Revenue Options proposed by Governor Ritter For Fiscal Year 2010-2011
Accompanying dollar amount is expected revenue generated annually by implementation of the proposal. Information taken from FY 2010-2011 budget documents released by the Colorado Office of State Planning and Budgeting.
Suspend sales tax exemption for industrial and manufacturing energy use - $48 million
- Suspends for two years the sales tax exemption for the sale and purchase of all energy for industrial or manufacturing use.
- Original exemption enacted in 1937.
Temporarily cap gross conservation easement credits† - $26 million
- Reduces the annual conservation easement credits by half, by a mechanism yet to be determined.
- Proposed cap would last three years.
Temporarily limit the net operating loss for a corporation†* - $ 33.5 million
- Currently, corporations can use losses from previous years to offset the profit in the current year in order to reduce their taxable income.
- This proposal would limit the amount a corporation can offset using losses from previous years to $250,000 per year.
- Proposed limit would last three years.
Eliminate the sales tax exemption for candy and soft drinks - $17.9 million
- Permanently ends the sales tax exemption for candy and soft drinks (currently, most food intended for home consumption is exempt from sales tax).
- Original food exemption enacted in 1980.
Redefine types of software included in exemption - $15 million (minimum)
- Narrows the types of software that are subject to the current sales tax exemption.

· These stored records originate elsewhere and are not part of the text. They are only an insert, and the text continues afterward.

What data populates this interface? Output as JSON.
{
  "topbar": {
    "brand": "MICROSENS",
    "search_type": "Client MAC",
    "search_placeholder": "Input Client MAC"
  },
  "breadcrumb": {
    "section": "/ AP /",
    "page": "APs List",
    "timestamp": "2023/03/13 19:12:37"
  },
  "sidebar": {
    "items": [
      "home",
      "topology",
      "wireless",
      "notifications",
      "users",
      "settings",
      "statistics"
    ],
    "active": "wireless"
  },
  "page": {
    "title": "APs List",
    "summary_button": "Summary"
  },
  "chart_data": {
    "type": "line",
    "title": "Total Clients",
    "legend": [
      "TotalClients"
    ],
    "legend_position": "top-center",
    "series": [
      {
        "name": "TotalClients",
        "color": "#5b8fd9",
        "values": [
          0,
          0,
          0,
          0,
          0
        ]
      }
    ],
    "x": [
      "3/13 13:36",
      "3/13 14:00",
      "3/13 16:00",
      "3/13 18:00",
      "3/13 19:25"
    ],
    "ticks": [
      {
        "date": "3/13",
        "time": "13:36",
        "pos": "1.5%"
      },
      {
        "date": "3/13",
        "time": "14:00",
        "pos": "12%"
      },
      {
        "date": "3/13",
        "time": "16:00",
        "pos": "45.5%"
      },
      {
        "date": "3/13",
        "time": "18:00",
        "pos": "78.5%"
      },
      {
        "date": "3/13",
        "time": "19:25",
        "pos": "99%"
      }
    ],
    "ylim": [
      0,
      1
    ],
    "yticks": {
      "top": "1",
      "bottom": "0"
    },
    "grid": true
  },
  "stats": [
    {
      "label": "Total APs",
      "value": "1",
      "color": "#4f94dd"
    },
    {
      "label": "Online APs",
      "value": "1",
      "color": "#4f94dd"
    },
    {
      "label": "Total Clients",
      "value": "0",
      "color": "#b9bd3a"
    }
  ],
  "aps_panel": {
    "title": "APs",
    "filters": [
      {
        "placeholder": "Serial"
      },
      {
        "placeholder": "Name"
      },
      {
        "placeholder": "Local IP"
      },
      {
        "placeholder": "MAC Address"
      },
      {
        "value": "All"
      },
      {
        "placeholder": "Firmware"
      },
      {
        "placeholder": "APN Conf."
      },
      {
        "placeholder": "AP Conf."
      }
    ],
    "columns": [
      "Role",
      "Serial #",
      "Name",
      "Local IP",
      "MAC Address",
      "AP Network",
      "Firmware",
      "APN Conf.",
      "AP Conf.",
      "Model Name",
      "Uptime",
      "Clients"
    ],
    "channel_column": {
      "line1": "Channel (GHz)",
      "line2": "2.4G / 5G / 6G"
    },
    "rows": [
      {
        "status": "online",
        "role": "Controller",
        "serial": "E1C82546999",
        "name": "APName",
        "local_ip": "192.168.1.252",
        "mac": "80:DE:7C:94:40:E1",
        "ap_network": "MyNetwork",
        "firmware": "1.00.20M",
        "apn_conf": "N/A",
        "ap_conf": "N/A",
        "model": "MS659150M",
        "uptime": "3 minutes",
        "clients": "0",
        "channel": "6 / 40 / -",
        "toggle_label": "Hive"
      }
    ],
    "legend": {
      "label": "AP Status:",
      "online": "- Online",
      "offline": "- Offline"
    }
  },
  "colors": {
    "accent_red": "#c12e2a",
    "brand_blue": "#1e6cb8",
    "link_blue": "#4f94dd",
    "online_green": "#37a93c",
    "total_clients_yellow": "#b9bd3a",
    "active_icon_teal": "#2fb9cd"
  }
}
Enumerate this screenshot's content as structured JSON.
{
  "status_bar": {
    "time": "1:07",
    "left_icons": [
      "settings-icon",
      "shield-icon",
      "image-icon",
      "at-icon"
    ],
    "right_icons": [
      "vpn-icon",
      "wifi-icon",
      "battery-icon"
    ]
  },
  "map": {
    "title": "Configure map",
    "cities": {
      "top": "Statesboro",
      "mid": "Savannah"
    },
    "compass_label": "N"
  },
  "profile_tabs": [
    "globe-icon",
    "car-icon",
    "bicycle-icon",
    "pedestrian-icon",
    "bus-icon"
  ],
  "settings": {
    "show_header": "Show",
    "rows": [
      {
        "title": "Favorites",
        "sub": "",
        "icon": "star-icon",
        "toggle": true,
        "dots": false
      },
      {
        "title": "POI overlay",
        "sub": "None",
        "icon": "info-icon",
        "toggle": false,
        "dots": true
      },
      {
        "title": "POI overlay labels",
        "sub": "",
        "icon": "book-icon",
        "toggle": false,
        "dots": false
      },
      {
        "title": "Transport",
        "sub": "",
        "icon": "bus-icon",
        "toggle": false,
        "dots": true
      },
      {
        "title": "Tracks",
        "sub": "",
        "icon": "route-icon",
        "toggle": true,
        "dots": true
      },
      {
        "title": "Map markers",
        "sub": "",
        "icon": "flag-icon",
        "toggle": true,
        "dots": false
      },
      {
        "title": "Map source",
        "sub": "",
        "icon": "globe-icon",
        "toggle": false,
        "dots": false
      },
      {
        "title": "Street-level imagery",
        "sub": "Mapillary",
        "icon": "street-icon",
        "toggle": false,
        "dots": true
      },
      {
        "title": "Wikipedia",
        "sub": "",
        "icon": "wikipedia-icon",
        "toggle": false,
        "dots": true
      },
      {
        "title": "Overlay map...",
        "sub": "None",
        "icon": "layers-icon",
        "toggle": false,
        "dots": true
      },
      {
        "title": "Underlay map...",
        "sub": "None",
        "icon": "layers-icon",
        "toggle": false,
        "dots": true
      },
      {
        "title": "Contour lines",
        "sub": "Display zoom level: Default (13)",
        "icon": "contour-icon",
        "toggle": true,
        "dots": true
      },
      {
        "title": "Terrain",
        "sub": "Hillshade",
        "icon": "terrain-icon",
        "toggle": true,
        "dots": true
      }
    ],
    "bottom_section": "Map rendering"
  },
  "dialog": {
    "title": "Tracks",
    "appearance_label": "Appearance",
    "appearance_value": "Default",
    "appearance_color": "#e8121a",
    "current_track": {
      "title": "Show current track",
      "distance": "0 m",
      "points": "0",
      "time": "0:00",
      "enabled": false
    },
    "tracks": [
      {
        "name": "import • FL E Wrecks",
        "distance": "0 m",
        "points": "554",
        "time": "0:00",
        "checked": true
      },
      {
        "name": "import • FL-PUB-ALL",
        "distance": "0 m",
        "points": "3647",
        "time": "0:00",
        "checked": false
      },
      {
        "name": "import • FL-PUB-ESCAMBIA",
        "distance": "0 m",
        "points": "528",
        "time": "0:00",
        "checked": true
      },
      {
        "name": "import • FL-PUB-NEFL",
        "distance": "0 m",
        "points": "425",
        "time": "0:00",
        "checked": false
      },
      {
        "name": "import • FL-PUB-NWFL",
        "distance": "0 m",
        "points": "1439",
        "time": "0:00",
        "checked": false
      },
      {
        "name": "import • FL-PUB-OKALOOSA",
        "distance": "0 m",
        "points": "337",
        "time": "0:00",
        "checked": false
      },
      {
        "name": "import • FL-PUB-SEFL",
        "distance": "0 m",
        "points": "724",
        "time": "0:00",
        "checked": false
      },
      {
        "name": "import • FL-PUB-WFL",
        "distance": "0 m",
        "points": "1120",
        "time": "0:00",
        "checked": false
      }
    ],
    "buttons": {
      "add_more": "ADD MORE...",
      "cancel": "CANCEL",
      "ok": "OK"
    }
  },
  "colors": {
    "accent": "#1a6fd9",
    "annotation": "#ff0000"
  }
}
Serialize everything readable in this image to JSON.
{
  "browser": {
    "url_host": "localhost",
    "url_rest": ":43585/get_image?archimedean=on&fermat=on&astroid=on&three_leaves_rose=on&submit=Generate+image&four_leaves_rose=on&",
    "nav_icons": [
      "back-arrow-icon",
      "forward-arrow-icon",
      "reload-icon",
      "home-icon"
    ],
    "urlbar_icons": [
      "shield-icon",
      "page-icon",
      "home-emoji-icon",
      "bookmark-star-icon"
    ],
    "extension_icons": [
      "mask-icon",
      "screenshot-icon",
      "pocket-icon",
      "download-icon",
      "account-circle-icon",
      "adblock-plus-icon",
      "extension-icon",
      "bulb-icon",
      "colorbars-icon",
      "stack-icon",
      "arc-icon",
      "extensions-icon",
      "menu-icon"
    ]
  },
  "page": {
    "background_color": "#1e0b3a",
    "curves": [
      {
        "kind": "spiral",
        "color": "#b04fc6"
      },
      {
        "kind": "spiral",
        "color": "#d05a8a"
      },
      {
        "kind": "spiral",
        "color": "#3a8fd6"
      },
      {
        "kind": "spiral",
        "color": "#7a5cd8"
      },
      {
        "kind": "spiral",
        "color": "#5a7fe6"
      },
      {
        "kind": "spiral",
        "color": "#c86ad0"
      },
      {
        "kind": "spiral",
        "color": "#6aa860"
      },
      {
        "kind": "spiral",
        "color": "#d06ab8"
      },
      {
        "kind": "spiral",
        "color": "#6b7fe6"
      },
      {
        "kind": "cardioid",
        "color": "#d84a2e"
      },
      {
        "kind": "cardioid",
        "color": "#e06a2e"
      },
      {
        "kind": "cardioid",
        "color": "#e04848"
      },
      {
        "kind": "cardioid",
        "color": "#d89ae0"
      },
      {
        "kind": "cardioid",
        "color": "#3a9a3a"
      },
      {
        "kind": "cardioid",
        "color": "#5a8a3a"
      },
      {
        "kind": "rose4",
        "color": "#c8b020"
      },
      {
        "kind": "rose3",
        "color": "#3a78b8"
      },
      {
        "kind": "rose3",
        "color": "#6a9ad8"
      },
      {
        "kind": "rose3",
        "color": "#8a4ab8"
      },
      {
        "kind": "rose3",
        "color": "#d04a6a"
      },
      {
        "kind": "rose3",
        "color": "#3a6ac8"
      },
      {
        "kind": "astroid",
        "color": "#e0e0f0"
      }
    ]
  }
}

- Current regulation was formulated in 2006. The Department of Revenue believes that this regulation is not the correct interpretation of the law.
Temporarily limit corporate enterprise zone investment tax credits† - $8.9 million
- Currently, any depreciable equipment purchased and used within an enterprise zone eligible for a 3% investment tax credit.
- This proposal would cap the enterprise zone investment tax credit at $250,000 per year per corporation.
Enforce sales tax collections for online purchases* - $5 million
- Colorado currently only requires sales tax collection for online purchases from in-state retailers. This proposal would compel out-of-state retailers that use in-state affiliates to charge sales tax.
- Proposed cap would last three years and affect fewer than 50 corporations.
Eliminate alternative minimum tax and tax credit† - $5 million
- The alternative minimum tax (AMT) was intended for high-income individuals who reduce their tax liability through certain tax breaks. The AMT is accompanied by an alternative minimum tax credit.
- The AMT credit is consistently larger than the tax, thus reducing state revenue.
- This proposal seeks to permanently eliminate both the alternative minimum tax and credit, which is expected to result in net revenue gain.
Suspend exemption for pesticides - $2.9 million
- Suspends for three years the sales tax exemption on pesticides used for agricultural and livestock production.
- Original exemption enacted in 1999.
Narrow alternative fuel vehicle credits† - $2.5 million
- Excludes buyers of alternative fuel vehicles that get between 30-40 miles per gallon from receiving a credit or rebate.
Eliminate exemption for non-essential food containers – $2.1 million
- Permanently eliminates the sales tax exemption for non-essential food containers that are passed on to the customer for free. Examples include: cartons bags, napkins and condiments for restaurants.
- Original exemption enacted in 1978.
Suspend exemption for agricultural compounds and bull semen - $1.5 million
- Suspends for three years the sales tax exemption on bull semen and agricultural compounds including insecticides, fungicides, vaccines, hormones, and similar compounds.
- Original exemption enacted in 1999.
Suspend exemption for materials used in direct mail advertising - $1.45 million
- Suspends for three years the sales tax exemption on materials used for direct mail advertising.
*COFPI has proposed a version of this measure.
† Cap falls under TABOR timing restriction, so only half of the annual amount would be generated in FY 2010-11. Under Article 10 section 20 (8) of TABOR, tax rate increases and redefinitions of taxable income are only applicable starting the calendar year following enactment. Because the state fiscal year begins July 1st, income tax changes will begin halfway through the fiscal year. For instance, any such change enacted before the end of calendar year 2010 would then be applicable beginning January 1st, 2011— only the second half of Fiscal Year 2011.
Contact: Mark Neuman-Lee
303-573-5669, ext. 310
Released Jan. 19, 2010